As a leading maternity charity, Baby Lifeline has worked with maternity professionals across the country for 40 years helping to support safer maternity care. In recent years there has been a welcome focus on improving maternity care, with a number of high-level national initiatives aimed at reducing the levels of avoidable harm.
Despite this focus, Baby Lifeline believes that more action is needed to address common themes which we still see adversely affecting the safety of maternity services across the country today.
Baby Lifeline welcomes today’s announcement that the Health and Social Care Committee is opening an inquiry into maternity safety in England. The Safety of Maternity Services in England inquiry will examine evidence relating to ongoing concerns despite the substantial amount of work carried out in recent years.
- Many of the themes highlighted in high profile maternity investigations are not isolated to the individual trusts but are likely to be more widespread.
- Systemic issues relating to maternity safety need to be understood at a national level to initiate rapid change, improve patient safety, and prevent future “scandals”.
- The Care Quality Commission (CQC) inspections of maternity services have found that issues identified in the Morecambe Bay Investigation (The 2015 Kirkup Report) are still affecting maternity care today.

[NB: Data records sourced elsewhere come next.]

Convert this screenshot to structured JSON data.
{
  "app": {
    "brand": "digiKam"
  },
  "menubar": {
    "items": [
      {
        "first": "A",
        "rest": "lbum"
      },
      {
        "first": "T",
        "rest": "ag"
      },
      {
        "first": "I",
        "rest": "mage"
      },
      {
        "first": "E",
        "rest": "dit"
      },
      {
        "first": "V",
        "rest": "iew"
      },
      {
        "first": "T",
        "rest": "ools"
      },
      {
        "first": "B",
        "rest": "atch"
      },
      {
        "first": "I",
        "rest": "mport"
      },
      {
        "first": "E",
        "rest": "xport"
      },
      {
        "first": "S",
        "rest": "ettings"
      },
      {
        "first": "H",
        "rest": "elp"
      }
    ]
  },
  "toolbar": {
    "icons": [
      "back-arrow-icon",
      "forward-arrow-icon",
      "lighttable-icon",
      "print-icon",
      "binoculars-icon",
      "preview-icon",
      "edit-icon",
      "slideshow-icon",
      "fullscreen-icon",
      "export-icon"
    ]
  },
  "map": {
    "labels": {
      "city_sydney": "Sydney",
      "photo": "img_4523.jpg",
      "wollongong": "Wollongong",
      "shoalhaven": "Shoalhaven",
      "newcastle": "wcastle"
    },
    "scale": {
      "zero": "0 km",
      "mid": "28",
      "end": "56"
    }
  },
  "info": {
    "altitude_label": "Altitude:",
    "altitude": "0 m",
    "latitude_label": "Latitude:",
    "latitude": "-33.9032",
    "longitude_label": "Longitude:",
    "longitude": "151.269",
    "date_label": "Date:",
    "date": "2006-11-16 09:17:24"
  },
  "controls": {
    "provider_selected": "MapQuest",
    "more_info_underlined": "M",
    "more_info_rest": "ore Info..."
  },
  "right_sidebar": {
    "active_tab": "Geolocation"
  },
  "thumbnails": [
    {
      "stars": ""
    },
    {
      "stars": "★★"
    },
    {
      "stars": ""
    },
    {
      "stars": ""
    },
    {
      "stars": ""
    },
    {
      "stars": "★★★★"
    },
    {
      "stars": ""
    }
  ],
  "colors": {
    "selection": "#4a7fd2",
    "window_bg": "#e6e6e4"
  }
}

As one of the leading charities working to improve maternity safety, we work closely with frontline maternity professionals who strive to do their utmost to provide the safest care possible; however, it is clear that there are a number of factors within the culture and system that must change to improve patient safety and support frontline professionals better.
Repeated National Themes
We have seen certain maternity units in the news recently where poor care has been reported by hundreds of families. Leaked and published investigation reports have revealed some themes:
- A lack of appropriate or timely escalation, communication and teamwork when mums and babies need extra support.
- A coverup culture, where mistakes are not acknowledged or learned from.
- Issues with the interpretation of the fetal heartbeat.
- Failure to listen to families when they voice concerns.
Sadly, these are not unique to these trusts or indeed new. The CQC highlighted that “….the issues identified in the 2015 Kirkup report – staff not having the right skills or knowledge; poor working relationships between obstetricians, midwives and neonatologists; poor risk assessments; and failures to ensure that there is an investigation and learning from when things go wrong – are still affecting the safety of maternity care today”.
Similar identified issues can be found in the work by the Healthcare Safety Investigation Branch (HSIB), whose purpose is to improve patient safety through effective and independent investigations. And by the Royal College of Obstetricians and Gynaecologists ‘Each Baby Counts’ work, which looks at the care of babies born with severe brain injuries acquired at birth or sadly died.
What Needs to Happen?
We hope that this inquiry can look carefully at the issues we know are crucial to safe maternity care, with the aim of preventing future avoidable harm and improving patient safety.
Areas for the Investigation to Consider
- Why previous recommendations from reports investigating deaths and injuries in maternity have not yet been implemented; for example, the Morecambe Bay Investigation five years ago.
- The gaps in high-quality training to support staff in providing safe care.
- Promoting multi-professional working, communication and collaboration between different maternity professionals.
- The defensive and closed approach that seems to typify how some healthcare organisations respond to problems – this approach inhibits learning.
- The lack of standardisation in guidance and approach in key areas; for example, fetal monitoring and CTG interpretation, which are often cited as a national issue.
- How organisations investigate and learn from avoidable harm and how identified lessons are shared across the system to prevent future harm.
- What changes could be made to the civil litigation system to ensure that legal processes do not inhibit learning processes.
- Improving the quality, collection and analysis of data around maternity safety – so that significant service problems can be reliably flagged up earlier, without the need for harmed families to campaign to raise awareness major problems.
Funding for Training
Last year, Baby Lifeline joined forces with the Independent newspaper to campaign for the government to take urgent action on maternity safety – including the urgent need to provide funding to support high quality multi-professional training. This is something which is frequently included in report recommendations, and our own research has shown significant variation between trusts. The main barriers to providing this training were highlighted by the frontline to be related to staffing and funding.
Judy Ledger, CEO & Founder of Baby Lifeline supports the investigation:
“We owe it to mothers, babies and healthcare professionals to take urgent stock of where we are with maternity safety, review the actions already being taken to make progress, and take steps to address any gaps and increase the pace of change needed.
Baby Lifeline believes that there is an urgent need to better understand these issues and take action to ensure changes are made to prevent a cycle of repeated scandals. We look forward to contributing to the Health and Social Care Committee inquiry.”